#### [Description of the task]
Tally how many lines of these entries hold the string "JSON". Return the number alone.

==== Provided records ====

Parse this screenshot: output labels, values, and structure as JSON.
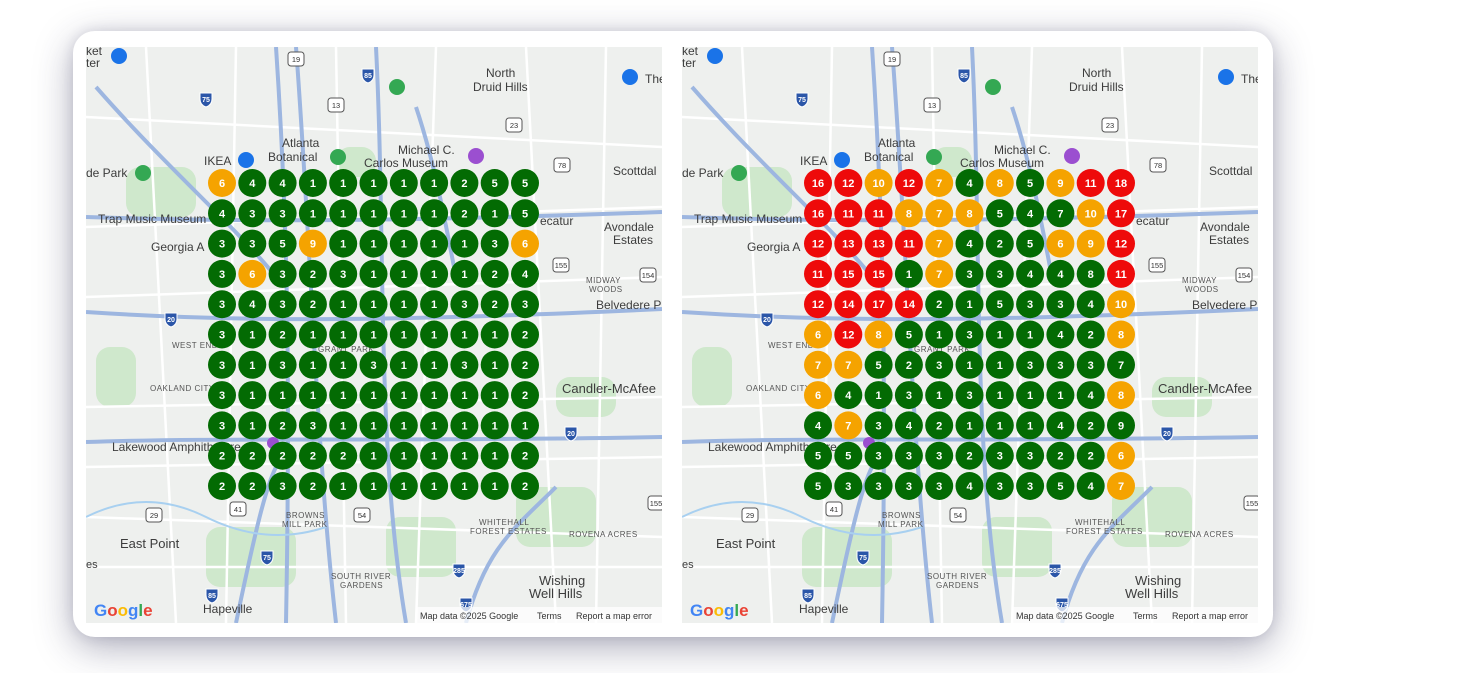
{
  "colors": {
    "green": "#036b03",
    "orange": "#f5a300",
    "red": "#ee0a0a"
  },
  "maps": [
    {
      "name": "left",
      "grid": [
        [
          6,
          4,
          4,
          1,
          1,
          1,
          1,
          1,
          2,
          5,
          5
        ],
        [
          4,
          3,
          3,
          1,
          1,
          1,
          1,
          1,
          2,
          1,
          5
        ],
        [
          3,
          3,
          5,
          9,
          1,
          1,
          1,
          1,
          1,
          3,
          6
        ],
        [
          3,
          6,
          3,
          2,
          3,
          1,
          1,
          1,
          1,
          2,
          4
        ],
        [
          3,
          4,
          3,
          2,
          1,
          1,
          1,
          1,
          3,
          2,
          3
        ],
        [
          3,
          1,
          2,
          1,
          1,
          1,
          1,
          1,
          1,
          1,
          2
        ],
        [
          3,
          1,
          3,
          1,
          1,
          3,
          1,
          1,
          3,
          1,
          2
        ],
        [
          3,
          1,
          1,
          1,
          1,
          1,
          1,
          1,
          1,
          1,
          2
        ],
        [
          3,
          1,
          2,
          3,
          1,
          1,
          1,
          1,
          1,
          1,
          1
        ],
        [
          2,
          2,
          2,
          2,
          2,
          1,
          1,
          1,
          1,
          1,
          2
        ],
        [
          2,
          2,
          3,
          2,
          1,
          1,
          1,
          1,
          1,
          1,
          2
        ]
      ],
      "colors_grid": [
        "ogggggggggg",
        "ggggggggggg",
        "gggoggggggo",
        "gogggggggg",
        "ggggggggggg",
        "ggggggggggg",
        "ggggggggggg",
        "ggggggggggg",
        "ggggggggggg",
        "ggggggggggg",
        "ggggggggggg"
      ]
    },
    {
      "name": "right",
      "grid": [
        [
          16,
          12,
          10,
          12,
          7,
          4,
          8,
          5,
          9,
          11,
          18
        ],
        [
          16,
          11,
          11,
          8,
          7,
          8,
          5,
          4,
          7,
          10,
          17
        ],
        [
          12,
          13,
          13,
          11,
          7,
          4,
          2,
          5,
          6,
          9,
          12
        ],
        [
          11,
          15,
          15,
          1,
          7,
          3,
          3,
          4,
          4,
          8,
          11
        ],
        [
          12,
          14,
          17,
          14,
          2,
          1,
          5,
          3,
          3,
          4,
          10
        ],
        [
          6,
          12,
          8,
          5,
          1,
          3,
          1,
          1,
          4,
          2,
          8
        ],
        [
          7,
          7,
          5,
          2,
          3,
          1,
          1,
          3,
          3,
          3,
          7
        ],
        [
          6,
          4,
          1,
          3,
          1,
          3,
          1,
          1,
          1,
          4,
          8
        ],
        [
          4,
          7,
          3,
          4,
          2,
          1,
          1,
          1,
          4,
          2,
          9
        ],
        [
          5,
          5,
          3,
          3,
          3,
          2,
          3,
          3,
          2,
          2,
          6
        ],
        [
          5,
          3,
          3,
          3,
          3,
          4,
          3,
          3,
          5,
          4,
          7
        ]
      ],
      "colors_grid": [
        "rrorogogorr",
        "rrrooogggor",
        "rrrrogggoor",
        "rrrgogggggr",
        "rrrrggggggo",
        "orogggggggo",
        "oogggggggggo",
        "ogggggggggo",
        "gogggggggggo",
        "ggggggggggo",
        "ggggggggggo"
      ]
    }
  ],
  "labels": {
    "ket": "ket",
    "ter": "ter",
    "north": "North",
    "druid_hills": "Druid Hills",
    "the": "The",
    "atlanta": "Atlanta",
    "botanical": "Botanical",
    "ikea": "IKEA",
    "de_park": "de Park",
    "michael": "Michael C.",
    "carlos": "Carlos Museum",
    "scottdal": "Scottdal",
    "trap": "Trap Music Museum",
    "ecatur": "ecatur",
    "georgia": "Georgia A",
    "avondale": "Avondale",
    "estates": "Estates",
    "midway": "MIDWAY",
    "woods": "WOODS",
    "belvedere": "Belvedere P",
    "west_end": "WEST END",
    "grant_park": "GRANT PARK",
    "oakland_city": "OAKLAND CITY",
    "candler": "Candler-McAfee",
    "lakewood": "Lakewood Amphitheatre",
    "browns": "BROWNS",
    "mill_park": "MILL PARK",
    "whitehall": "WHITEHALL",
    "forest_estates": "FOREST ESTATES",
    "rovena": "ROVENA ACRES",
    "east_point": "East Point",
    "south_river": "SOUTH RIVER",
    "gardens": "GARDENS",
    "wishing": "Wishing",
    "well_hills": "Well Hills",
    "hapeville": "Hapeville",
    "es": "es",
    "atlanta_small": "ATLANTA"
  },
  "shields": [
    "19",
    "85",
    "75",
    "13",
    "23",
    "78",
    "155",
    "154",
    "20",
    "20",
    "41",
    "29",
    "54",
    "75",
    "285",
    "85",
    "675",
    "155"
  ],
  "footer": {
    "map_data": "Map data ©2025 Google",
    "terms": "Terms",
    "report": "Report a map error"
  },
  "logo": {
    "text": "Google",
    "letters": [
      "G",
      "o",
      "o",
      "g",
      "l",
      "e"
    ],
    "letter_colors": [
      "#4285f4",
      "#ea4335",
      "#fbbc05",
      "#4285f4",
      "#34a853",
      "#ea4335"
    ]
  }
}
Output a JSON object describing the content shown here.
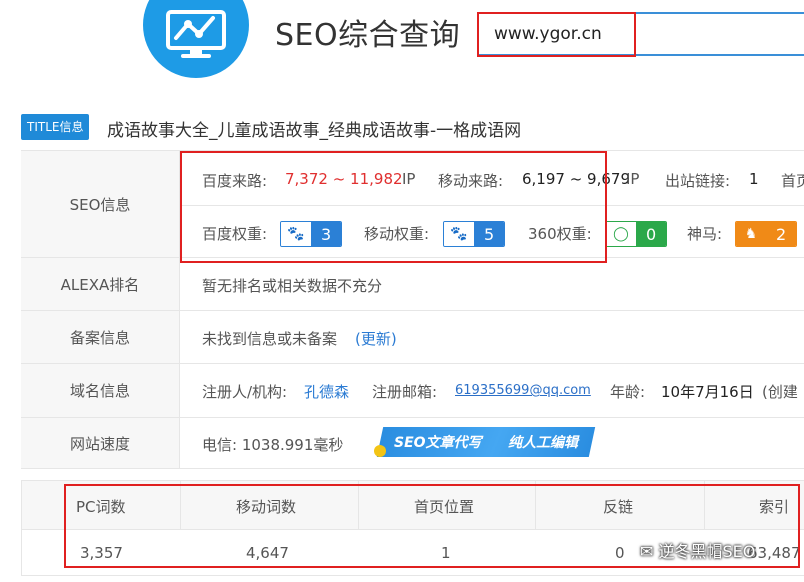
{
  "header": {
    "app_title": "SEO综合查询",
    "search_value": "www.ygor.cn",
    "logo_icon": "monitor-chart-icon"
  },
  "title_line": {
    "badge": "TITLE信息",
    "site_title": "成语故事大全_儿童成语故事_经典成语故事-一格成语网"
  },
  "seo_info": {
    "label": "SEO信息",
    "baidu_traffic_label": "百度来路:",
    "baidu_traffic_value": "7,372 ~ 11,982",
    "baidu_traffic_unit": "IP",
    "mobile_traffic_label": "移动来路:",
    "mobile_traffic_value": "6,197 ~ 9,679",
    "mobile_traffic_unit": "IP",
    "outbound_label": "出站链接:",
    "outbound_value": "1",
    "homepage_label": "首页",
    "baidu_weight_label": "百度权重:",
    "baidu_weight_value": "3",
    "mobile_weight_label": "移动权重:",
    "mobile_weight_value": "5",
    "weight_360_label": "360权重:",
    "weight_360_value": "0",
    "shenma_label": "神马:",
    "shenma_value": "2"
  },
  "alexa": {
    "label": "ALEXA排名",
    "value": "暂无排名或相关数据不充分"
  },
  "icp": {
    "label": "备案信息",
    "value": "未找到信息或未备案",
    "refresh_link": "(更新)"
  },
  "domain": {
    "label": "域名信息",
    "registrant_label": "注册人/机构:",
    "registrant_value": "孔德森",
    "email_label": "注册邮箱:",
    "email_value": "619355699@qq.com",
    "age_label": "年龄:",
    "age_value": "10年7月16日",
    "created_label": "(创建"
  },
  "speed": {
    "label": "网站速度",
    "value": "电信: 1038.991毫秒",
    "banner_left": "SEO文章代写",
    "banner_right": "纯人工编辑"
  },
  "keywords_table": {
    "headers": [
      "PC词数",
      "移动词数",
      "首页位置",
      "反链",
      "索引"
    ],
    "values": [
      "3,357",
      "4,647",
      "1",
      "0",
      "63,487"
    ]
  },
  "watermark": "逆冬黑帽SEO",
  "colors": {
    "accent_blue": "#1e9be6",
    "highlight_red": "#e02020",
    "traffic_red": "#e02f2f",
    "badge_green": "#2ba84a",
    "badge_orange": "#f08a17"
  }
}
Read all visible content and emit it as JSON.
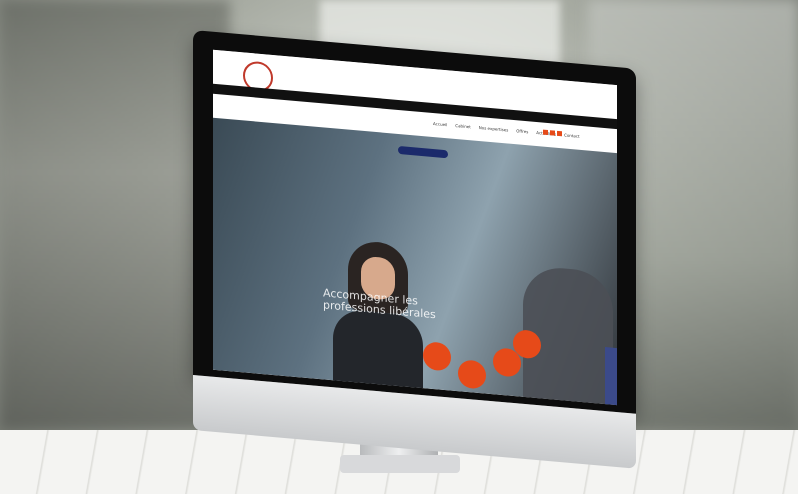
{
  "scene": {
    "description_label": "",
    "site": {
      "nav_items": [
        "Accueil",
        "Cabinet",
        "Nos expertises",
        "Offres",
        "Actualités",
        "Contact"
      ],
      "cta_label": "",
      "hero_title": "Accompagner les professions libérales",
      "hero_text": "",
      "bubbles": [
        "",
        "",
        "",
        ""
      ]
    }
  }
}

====

#### [Written response]
3